Some 66 million years ago, when a roughly 12-kilometer-wide asteroid slammed into a shallow reef near the present-day Yucatan Peninsula, the impact drilled a crater kilometers deep, vaporized the surrounding ocean, and piled up mountains of rebounding material inside the crater, which filled again with water. The crash also sterilized the immediate area down to the tiniest forms of life and is thought to have wiped out all nonavian dinosaurs around the globe.
It would have been impossible for life to survive on the surface near the impact, say researchers. Consequently, they have long wondered how soon after the crash might marine life, which had been relatively protected in the water, have secured a toehold once again in the devastated region.
Now Chris Lowery, a paleoceanographer at the Institute for Geophysics at the University of Texas at Austin, and his collaborators have shown that marine life started to return to the region within approximately 30,000 years, a relatively quick recovery on geological timescales. The team determined the timing from samples of rock extracted from the crater, known as Chicxulub, named after a nearby town in Mexico. They also investigated how marine life-forms adapted to their new environment.
There’s been a lot of research looking at how life has returned far from Chicxulub at sites around the world, Jaime Urrutia Fucugauchi, a geophysicist at the National Autonomous University of Mexico in Mexico City, told Eos. However, this investigation “is looking directly in the target zone,” he said. Urrutia Fucugauchi was not involved in Lowery’s study.
A Rare Crater
Today, Chicxulub is partially submerged in the Gulf of Mexico. It’s one of the best-preserved large impact craters on Earth and the only one linked to a major extinction, which makes it an excellent test bed for studying the return of life after an impact, said geophysicist Sean Gulick, also at the University of Texas at Austin.
In 2016, an international team of researchers led by Gulick and Joanna Morgan, a geophysicist at Imperial College London, extracted a sedimentary core from Chicxulub using a three-legged drilling rig. The team sampled the crater’s peak ring, material uplifted by over a hundred meters relative to the crater floor. Peak rings are hallmarks of large impacts throughout the solar system—they’ve been spotted on Mercury, Venus, Mars, and the Moon—but nonetheless remain poorly understood.
Tiny Marine Creatures
The new core samples were extracted from roughly 506 to 1,335 meters below the seafloor, and Lowery and his colleagues focused on sediment collected from roughly 617 meters below the seafloor, corresponding to material laid down immediately after the asteroid impact.
With the goal of investigating how life returned after the cataclysm, Lowery and his team focused on plankton and foraminifera, tiny shelled marine creatures.
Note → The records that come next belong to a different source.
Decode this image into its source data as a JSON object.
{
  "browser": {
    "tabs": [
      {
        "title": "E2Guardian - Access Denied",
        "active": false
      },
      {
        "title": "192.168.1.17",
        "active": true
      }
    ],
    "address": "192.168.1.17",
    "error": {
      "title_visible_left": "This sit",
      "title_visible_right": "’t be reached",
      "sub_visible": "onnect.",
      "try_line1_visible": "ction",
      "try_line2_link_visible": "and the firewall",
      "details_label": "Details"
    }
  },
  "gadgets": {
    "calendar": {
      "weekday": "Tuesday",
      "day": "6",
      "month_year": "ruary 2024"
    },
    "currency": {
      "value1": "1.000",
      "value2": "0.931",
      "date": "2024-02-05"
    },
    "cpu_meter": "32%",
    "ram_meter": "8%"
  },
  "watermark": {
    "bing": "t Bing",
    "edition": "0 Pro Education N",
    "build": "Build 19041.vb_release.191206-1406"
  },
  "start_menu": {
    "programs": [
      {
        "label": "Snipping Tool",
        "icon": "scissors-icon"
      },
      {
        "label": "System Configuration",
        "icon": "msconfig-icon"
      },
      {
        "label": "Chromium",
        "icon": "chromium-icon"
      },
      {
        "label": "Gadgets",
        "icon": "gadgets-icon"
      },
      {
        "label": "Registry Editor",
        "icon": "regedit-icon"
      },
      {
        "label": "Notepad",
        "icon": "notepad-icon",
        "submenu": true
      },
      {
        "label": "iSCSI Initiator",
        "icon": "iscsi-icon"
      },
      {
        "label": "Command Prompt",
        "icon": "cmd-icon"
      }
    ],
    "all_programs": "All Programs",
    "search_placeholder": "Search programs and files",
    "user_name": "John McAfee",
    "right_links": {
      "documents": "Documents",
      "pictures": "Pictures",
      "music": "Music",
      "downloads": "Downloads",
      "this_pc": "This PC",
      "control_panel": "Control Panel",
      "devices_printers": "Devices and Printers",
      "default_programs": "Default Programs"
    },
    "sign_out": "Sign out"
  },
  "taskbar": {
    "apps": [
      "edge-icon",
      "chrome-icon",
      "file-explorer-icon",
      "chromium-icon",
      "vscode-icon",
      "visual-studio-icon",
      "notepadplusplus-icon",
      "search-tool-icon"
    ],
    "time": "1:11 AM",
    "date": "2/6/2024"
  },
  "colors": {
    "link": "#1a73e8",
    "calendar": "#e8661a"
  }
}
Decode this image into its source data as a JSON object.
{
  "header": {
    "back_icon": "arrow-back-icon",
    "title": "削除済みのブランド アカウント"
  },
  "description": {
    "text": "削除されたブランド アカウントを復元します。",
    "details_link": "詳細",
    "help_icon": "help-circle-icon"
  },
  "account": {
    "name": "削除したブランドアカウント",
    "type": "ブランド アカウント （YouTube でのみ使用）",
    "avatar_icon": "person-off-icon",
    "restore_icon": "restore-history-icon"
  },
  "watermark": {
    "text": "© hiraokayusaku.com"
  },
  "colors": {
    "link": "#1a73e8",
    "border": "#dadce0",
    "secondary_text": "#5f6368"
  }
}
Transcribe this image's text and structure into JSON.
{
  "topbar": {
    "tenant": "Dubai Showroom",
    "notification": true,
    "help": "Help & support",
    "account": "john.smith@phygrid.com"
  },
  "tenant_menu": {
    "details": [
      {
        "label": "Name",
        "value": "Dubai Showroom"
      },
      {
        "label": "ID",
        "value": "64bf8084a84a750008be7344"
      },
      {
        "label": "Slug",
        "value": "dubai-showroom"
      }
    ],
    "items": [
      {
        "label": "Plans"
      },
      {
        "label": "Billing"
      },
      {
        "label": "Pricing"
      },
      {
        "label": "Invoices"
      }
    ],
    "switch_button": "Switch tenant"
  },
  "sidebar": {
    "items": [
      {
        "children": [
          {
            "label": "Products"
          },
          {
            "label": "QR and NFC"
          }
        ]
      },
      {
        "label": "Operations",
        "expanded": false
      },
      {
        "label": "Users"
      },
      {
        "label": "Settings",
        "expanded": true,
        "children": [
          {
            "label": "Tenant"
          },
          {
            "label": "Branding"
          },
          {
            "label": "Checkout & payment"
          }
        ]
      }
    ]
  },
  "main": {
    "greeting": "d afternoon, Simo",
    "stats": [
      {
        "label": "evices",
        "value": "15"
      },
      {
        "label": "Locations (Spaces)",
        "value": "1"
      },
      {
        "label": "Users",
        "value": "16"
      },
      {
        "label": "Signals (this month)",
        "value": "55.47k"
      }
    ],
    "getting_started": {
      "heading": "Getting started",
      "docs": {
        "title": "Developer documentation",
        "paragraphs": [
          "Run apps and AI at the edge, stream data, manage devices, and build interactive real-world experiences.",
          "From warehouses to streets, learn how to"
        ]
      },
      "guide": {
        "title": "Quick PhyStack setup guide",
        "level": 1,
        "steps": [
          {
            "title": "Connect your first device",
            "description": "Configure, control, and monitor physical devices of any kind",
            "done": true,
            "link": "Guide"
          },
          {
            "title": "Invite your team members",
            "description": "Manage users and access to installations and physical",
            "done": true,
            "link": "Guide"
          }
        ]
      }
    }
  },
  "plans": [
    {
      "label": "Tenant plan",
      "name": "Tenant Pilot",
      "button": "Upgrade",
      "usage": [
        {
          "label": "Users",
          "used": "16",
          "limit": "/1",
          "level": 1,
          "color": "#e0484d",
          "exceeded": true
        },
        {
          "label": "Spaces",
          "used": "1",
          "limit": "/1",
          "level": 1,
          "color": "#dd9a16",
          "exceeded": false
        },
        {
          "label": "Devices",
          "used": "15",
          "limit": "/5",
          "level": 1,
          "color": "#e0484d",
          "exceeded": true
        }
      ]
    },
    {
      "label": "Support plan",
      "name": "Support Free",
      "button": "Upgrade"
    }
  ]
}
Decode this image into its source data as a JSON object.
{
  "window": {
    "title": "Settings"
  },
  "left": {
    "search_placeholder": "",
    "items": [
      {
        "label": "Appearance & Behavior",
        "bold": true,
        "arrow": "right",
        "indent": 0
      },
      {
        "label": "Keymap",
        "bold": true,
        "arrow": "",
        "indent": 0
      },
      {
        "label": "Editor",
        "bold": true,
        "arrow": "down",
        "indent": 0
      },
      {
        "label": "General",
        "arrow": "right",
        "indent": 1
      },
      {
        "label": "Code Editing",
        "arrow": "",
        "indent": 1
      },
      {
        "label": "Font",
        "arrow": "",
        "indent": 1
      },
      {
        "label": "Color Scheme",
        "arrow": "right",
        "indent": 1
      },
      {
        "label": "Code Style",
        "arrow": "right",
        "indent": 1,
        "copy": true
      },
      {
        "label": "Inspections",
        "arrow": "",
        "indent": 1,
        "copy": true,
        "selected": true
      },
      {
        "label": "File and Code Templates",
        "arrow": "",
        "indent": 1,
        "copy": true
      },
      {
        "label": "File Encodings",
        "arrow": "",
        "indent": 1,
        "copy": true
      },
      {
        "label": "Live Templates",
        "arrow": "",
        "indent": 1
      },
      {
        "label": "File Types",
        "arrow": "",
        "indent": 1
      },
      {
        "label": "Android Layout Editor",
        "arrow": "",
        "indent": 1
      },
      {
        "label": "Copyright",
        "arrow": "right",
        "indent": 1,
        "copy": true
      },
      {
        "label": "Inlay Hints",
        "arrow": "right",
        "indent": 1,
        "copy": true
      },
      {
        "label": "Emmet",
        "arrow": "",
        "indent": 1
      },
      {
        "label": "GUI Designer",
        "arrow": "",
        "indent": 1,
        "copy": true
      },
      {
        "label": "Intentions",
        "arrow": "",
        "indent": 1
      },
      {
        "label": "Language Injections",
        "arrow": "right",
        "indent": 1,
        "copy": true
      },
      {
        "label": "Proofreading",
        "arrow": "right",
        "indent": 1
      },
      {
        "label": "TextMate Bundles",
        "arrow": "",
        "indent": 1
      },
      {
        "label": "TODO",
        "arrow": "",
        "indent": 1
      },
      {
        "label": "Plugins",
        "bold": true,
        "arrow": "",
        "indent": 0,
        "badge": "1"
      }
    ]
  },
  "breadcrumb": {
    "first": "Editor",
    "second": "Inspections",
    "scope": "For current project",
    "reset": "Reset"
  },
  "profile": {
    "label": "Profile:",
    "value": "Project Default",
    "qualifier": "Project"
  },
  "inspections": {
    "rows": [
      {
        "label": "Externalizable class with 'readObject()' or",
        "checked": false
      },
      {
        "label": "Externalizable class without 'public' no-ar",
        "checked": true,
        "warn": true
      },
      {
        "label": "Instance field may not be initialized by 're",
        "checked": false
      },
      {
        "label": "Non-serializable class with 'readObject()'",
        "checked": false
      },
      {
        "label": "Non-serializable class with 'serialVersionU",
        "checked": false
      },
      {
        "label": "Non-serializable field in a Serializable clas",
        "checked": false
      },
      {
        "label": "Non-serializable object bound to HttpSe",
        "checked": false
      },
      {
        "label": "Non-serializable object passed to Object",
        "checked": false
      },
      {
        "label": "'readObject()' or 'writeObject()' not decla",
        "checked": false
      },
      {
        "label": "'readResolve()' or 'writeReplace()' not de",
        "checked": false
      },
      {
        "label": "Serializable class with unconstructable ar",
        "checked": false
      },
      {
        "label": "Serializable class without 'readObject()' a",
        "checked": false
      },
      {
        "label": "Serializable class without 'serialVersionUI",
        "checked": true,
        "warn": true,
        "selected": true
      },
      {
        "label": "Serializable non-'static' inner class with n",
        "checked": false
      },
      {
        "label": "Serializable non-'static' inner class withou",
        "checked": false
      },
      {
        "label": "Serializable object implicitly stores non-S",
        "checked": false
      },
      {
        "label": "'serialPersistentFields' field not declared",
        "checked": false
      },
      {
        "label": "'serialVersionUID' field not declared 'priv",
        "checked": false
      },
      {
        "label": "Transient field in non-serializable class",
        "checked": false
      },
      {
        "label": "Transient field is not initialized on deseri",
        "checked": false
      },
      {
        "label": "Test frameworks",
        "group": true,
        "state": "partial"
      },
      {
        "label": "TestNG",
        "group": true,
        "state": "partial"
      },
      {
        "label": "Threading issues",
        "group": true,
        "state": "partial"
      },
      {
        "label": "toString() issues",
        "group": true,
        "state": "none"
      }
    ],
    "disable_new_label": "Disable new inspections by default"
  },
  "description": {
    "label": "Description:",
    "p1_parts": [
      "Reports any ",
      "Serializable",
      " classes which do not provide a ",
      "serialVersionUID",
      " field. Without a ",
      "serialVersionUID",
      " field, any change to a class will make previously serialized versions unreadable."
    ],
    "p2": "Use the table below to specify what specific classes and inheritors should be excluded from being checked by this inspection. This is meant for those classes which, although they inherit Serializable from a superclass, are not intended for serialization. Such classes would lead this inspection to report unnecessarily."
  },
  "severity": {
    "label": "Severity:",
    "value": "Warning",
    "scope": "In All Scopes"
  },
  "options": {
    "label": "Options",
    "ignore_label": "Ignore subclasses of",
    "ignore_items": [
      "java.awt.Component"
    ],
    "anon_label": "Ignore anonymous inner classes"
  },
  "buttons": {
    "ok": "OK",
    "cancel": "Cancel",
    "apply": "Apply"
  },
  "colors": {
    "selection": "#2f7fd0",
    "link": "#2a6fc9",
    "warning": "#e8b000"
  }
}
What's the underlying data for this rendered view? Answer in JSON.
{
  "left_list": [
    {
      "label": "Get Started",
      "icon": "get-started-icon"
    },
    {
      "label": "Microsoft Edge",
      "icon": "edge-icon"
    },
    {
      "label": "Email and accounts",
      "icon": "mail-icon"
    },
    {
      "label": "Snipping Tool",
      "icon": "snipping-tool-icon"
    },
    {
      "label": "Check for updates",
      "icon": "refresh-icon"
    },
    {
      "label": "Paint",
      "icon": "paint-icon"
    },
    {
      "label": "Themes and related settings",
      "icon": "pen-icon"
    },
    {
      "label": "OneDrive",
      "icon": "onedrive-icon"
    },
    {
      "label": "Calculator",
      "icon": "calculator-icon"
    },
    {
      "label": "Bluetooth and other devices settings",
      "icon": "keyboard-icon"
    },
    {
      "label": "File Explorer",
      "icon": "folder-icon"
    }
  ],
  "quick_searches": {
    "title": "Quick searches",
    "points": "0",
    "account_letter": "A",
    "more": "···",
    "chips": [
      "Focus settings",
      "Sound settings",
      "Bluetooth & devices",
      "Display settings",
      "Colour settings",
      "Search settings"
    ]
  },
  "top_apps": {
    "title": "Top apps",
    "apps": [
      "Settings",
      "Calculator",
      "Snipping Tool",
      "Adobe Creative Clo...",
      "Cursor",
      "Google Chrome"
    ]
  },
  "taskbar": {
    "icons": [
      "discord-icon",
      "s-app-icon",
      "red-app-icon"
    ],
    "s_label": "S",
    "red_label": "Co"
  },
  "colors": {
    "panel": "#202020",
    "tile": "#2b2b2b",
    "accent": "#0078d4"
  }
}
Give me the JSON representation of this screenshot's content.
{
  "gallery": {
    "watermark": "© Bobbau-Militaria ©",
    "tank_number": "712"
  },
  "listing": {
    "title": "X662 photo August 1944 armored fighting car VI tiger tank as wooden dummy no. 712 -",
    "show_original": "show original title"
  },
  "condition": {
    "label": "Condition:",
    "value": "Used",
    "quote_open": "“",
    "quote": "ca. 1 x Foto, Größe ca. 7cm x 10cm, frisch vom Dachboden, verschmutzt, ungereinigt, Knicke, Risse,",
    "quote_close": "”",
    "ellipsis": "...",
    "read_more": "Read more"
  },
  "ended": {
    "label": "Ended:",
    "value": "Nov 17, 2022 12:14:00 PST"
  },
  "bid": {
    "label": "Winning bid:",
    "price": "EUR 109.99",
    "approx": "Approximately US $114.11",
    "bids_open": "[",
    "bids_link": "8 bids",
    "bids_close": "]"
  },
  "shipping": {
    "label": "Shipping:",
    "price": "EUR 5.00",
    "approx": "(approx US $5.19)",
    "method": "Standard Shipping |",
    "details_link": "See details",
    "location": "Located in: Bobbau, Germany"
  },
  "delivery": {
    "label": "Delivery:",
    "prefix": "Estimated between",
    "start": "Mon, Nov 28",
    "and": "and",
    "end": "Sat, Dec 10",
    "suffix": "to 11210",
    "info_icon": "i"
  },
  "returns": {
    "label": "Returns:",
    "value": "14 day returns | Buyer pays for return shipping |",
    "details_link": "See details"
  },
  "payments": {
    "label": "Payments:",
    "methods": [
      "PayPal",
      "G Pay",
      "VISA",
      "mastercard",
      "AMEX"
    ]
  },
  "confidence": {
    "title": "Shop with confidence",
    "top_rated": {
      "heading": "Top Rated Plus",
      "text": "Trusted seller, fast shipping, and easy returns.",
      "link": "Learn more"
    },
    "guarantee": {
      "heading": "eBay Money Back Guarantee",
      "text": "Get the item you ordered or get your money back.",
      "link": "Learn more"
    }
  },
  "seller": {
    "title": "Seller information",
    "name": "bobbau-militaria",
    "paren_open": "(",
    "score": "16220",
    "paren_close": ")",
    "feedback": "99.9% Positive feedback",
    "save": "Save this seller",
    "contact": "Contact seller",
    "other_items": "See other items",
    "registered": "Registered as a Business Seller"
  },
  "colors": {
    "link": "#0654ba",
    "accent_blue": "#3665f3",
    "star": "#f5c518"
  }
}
The scientists studied preserved foraminifera shells found within the core and burrows created by animals that were not themselves preserved.
The researchers found that foraminifera and plankton populations reappeared within the impact crater within a few tens of thousands of years. “Within about 30,000 years of the impact…there’s a diverse assemblage of plankton,” said Lowery. “It looks like a healthy ecosystem.”
He presented these results Tuesday at the American Geophysical Union’s 2017 Fall Meeting in New Orleans, La.
Foraminifera and plankton living in the postimpact environment also developed unique adaptions, Lowery reported. For instance, some foraminifera developed spines for the first time, an adaptation that allowed them to gather food more effectively. “Spines provided structure and strength so that [these creatures] could hold on to things and eat them,” said Lowery. These new attributes were an evolutionary response to competition for scarce food, he said, which likely resulted from changes in nutrients in the water after the impact. “The zooplankton diversify really quickly because they’ve got to compete with one another for food,” he explained.
Lowery said that next, he and his team will be studying how Earth’s climate evolved during the Paleocene, the roughly 10-million-year epoch following the impact. The researchers will be looking at a period of warming that Lowery calls the “best analog” for the modern-day warming the planet is now experiencing. “We’ve got this great [ancient] greenhouse world in the Gulf of Mexico that we can study,” he said.